**YOUR INSTRUCTIONS:**
Search term "JSON": please copy every line of the records below that contains it.

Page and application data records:

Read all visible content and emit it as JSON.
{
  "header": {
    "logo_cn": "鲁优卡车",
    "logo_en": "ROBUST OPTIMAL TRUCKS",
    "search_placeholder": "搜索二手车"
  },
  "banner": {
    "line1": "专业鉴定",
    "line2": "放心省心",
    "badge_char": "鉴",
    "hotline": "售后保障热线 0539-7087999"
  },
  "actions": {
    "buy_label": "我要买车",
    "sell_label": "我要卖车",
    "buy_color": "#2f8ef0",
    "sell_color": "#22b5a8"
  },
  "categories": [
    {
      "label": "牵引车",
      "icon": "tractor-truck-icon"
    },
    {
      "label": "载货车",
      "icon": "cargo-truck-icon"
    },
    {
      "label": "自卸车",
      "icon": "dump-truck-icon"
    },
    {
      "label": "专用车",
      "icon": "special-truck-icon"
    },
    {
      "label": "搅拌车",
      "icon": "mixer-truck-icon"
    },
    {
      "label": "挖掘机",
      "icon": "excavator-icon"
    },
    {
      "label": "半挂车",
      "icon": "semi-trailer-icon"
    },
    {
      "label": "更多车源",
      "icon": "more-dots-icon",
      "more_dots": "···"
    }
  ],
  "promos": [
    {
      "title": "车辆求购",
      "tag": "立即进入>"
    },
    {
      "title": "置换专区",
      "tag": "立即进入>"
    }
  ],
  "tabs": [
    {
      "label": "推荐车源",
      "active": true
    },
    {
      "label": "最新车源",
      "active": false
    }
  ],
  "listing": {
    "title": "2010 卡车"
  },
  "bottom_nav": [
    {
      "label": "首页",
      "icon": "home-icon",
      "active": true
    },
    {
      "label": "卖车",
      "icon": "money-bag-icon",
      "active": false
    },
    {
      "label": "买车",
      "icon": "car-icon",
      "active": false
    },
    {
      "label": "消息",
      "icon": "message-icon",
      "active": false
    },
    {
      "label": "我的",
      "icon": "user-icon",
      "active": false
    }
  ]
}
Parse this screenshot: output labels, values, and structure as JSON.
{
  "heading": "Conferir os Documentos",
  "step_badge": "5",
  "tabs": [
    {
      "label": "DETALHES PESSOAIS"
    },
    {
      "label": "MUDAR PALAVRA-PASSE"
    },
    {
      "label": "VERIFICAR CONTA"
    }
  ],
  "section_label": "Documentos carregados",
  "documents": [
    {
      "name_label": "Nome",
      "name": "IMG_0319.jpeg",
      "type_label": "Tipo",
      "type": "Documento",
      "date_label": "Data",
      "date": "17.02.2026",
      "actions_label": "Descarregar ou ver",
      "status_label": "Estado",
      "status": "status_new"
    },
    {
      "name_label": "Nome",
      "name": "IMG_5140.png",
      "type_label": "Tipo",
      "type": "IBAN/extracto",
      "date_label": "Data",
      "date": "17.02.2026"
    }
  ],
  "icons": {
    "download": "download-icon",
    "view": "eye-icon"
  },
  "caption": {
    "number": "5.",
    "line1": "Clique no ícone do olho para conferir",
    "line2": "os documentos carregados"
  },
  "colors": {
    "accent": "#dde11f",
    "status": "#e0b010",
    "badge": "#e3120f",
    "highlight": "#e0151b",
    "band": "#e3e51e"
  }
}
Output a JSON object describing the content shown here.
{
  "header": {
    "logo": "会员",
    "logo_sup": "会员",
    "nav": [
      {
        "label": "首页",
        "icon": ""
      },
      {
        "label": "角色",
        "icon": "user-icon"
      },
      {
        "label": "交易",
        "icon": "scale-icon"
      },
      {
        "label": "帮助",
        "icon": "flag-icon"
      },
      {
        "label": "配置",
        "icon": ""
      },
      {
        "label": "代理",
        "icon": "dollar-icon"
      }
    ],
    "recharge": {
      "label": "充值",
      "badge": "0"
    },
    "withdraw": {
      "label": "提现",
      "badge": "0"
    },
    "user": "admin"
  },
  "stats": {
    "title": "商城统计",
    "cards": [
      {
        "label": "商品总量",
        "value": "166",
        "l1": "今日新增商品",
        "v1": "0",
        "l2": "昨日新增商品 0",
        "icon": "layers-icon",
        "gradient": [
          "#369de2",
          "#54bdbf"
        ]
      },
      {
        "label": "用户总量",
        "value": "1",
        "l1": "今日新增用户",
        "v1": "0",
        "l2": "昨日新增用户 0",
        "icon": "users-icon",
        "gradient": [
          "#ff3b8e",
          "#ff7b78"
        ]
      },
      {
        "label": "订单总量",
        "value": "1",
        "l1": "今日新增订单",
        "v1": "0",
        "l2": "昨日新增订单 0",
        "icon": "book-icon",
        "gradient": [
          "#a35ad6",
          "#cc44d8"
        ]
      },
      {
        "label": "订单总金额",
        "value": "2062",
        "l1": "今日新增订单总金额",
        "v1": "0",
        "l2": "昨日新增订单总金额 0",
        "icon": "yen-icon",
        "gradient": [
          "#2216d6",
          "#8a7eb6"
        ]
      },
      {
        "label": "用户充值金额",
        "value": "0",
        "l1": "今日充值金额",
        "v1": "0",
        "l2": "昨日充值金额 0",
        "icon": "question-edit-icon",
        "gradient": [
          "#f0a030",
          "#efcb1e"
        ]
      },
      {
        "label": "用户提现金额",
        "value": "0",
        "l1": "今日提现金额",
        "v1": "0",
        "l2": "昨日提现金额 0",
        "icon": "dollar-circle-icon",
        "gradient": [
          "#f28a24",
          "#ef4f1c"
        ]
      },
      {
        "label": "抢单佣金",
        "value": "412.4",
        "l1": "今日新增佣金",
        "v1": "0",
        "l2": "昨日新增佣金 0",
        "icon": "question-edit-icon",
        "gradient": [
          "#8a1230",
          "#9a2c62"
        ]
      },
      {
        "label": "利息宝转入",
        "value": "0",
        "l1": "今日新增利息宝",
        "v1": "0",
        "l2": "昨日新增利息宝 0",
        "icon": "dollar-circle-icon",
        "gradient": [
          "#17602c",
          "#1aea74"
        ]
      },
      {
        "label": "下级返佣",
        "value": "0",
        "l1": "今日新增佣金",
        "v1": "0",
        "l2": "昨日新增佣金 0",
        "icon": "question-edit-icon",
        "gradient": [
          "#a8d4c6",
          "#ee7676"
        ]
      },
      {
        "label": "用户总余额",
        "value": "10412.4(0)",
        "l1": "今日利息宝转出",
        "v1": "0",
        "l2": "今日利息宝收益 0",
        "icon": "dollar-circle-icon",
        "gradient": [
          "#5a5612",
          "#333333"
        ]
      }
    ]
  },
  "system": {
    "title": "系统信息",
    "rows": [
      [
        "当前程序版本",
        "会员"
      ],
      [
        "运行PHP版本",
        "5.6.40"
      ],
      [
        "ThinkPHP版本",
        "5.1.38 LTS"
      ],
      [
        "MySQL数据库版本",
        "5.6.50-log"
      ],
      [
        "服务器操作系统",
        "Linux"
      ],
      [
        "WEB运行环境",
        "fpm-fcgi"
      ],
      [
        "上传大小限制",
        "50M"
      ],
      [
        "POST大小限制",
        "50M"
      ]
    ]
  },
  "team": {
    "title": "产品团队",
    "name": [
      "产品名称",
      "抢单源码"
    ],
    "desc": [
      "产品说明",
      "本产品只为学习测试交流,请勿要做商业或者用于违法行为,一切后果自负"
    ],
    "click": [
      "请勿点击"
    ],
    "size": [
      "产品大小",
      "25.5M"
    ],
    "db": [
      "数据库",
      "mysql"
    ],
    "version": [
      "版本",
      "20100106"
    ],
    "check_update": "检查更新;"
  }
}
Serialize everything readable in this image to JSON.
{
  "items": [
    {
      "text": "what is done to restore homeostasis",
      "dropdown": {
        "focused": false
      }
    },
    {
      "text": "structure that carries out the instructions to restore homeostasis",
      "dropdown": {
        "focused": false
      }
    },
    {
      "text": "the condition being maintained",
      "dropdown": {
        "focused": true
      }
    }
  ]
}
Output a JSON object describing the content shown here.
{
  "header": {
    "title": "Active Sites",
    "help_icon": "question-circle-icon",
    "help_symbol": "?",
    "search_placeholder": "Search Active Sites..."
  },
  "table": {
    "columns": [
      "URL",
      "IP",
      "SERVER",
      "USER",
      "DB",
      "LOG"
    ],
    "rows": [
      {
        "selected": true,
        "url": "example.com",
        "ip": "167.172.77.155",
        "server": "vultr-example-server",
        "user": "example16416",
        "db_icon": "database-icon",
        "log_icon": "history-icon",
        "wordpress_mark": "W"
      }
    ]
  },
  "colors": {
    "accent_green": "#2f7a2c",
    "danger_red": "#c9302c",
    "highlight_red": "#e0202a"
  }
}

**WRITTEN RESPONSE:**
Read all visible content and emit it as JSON.
Parse this screenshot: output labels, values, and structure as JSON.
Output a JSON object describing the content shown here.
Serialize everything readable in this image to JSON.
Output a JSON object describing the content shown here.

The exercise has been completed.